4 HOURS TO GO
If the predator gets closer, these reactions are augmented. Bradycardia, evoked by a fear cue, covary closely with cell firing in the amygdala. Further understanding of this defense circuit demonstrates that fearful animals are hyperactive to startling stimuli presented during conditioned fear cues.
As the meeting comes closer the sense of heightened awareness becomes more intense and is accompanied by a hollow feeling in my stomach as blood moves out to the muscles. I have a routine for this time: I do a small amount of exercise; have a strong coffee and eat something sugary to help my energy levels; later a long shower. The ritual just adds to the relentlessly mounting tension. I am a skier and this is how I feel standing at the top of a too-steep, too-narrow, too-icy gully with only rocks below. I have the same sense of the body preparing itself; resources being martialled; unneeded systems closing down; of having one hundred percent mental and physical focus on what is to come. Crossing the road to her building a cyclist veers in front of me. In my hyper-aware state I sense the danger almost before it is there and step out of the way.
As the distance from the predator is further reduced, prey animals increasingly mobilize for action. This “alarm” reaction involves yet higher vigilance, sympathetic activation of glands and smooth muscles, movement of blood to the gross muscles, and cardiac acceleration. Breathing quickens.
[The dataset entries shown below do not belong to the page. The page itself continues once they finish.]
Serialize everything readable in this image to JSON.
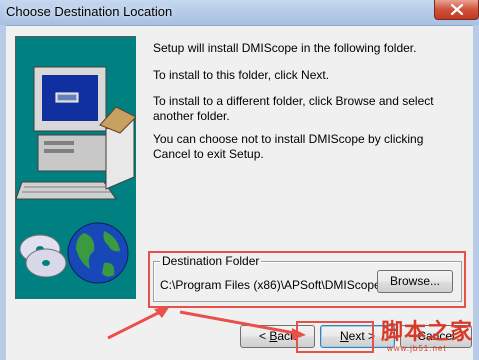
{
  "window": {
    "title": "Choose Destination Location",
    "close_icon": "close-icon"
  },
  "instructions": {
    "line1": "Setup will install DMIScope in the following folder.",
    "line2": "To install to this folder, click Next.",
    "line3": "To install to a different folder, click Browse and select another folder.",
    "line4": "You can choose not to install DMIScope by clicking Cancel to exit Setup."
  },
  "destination": {
    "group_label": "Destination Folder",
    "path": "C:\\Program Files (x86)\\APSoft\\DMIScope",
    "browse_label": "Browse..."
  },
  "buttons": {
    "back_prefix": "< ",
    "back_key": "B",
    "back_rest": "ack",
    "next_key": "N",
    "next_rest": "ext >",
    "cancel_label": "Cancel"
  },
  "watermark": {
    "main": "脚本之家",
    "url": "www.jb51.net"
  },
  "colors": {
    "art_background": "#008080",
    "annotation_red": "#e8504a",
    "title_bar": "#b5cbe8"
  }
}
Within a few minutes of entering the dungeon space with its benches and restraints, its whips and canes, I am tied to a cross, naked and vulnerable. I can almost taste the adrenaline. I can feel my heart beating rapidly as it drives blood round my body. My breathing is faster and deeper as my system pulls in oxygen. I am frightened. I am excited. I am aroused. I am alive. God, I am so alive. Standing close she whispers: “You are safe here but I am going to hurt you a lot” and draws back her whip. I feel a final surge of adrenaline course through my body as my muscles tense, waiting for the first blow.
*Both Predator and Prey
Emotional Arousal in Threat and Reward
Journal of the Association for Psychological Science. September 2008
Note: First published as a guest blog at Girlonthenet.com